Dramatic! Not formal. Just the music.
Why don’t more classical music producers do it this way? Stiff entrances and polite applause are tradition, but they suck energy from the show at the very start, unnecessarily delaying access to the main thing. They make the show feel stale.
How artists and neighbors design places (in ways that promote equity and connection)
The number one (by a lot) most popular post of 2017 on The Bright Ride is my insufficient attempt to share the most powerful art I saw all year—by far. This is Reading is the best example of creative placemaking I’ve seen—EVER. Lynn Nottage and her team of artists: actors, dancers, videographers, scene-makers, and the people of Reading Pennsylvania built a show that honored the place, its history, its longtime and new residents, and told a story that inspired future planning by the people who call Reading home.
What makes the magic? The artist collaborators went deep into the city. The people of Reading told their own stories. The artists turned those stories into this authentic and hopeful experience. They did what only artists can do. THIS is creative placemaking. THIS THIS THIS is the real deal.
The words of the people of the city are beautifully and authentically shared in so many media. Every single aspect is jaw-droppingly beautifully rendered….The audience of mostly Reading residents is so proud to be there, smiling, pointing, talking. The producers made sure that residents got tickets, delivering them in person to people they were afraid might not learn of the show through traditional marketing. All of the tickets were free. When the first two weekends of six shows sold out quickly, they extended the show for a third weekend. The whole audience dances together with the artists at the end of the show.

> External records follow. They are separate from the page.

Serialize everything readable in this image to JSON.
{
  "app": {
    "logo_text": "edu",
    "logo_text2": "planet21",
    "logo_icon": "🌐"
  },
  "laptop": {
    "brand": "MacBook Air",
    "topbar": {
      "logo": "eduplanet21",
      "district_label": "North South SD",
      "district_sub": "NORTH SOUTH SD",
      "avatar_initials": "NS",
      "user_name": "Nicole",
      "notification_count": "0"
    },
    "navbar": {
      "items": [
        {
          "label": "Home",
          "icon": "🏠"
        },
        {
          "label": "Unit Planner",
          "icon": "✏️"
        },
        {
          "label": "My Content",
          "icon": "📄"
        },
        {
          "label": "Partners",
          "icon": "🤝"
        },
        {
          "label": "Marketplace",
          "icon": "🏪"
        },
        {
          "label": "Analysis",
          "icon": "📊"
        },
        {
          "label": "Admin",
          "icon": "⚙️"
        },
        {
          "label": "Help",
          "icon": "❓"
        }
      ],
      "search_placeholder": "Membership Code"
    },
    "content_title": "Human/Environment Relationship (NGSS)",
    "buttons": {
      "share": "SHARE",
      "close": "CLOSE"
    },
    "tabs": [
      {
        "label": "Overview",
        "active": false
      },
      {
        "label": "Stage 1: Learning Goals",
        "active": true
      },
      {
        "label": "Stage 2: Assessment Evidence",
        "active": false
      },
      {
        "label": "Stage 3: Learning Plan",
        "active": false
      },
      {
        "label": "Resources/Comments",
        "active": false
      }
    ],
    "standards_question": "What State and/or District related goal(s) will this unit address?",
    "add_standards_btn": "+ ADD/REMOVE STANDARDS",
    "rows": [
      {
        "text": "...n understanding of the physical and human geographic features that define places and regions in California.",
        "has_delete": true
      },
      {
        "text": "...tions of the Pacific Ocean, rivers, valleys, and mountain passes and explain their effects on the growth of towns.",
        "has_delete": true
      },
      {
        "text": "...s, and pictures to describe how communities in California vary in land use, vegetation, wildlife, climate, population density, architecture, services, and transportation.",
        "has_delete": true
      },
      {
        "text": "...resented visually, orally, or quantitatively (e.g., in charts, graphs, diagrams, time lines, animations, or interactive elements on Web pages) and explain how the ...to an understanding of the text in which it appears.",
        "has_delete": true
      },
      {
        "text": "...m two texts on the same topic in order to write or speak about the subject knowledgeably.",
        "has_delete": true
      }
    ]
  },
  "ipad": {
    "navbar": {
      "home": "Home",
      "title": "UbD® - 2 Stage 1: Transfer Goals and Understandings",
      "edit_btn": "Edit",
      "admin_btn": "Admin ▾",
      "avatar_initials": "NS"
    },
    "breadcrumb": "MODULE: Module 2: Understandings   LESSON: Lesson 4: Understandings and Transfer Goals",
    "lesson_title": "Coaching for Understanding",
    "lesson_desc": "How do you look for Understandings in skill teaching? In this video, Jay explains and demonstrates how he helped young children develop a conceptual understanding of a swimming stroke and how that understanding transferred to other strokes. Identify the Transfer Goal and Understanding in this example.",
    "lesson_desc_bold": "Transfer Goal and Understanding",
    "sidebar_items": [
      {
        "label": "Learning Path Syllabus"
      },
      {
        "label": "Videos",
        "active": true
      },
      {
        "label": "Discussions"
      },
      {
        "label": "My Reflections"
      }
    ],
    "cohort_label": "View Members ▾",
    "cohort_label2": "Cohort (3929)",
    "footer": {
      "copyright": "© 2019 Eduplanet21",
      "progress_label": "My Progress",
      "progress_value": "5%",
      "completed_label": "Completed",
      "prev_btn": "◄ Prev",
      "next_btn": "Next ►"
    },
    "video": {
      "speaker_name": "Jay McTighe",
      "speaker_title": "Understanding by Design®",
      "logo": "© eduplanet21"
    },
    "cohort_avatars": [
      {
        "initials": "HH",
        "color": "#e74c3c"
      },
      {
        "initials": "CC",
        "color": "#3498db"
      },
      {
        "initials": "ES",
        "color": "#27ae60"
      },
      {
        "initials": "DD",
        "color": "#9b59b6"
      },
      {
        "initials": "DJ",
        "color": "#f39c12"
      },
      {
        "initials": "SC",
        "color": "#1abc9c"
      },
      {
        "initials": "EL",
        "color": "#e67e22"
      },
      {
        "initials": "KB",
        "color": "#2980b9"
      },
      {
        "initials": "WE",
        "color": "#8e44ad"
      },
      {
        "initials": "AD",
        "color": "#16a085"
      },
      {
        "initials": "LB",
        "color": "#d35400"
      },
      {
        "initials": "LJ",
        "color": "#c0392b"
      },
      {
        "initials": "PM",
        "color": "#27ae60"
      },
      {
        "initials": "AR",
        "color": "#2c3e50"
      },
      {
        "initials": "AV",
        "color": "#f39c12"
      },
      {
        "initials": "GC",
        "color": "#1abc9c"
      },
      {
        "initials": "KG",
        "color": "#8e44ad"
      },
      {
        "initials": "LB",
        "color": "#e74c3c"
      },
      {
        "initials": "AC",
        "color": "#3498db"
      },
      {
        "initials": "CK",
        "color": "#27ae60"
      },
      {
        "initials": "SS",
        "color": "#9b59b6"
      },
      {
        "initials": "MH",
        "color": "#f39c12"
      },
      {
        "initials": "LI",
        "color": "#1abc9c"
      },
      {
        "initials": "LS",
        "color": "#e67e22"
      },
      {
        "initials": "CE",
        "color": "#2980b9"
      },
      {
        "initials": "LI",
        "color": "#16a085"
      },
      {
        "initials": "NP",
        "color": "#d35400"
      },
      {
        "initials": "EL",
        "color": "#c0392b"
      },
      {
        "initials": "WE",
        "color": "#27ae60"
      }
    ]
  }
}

The facts about Reading are hard. These stories of Reading are magically uplifting and joyous.
2017 slapped hard. Still, artists continue to lift and connect us. We celebrate this.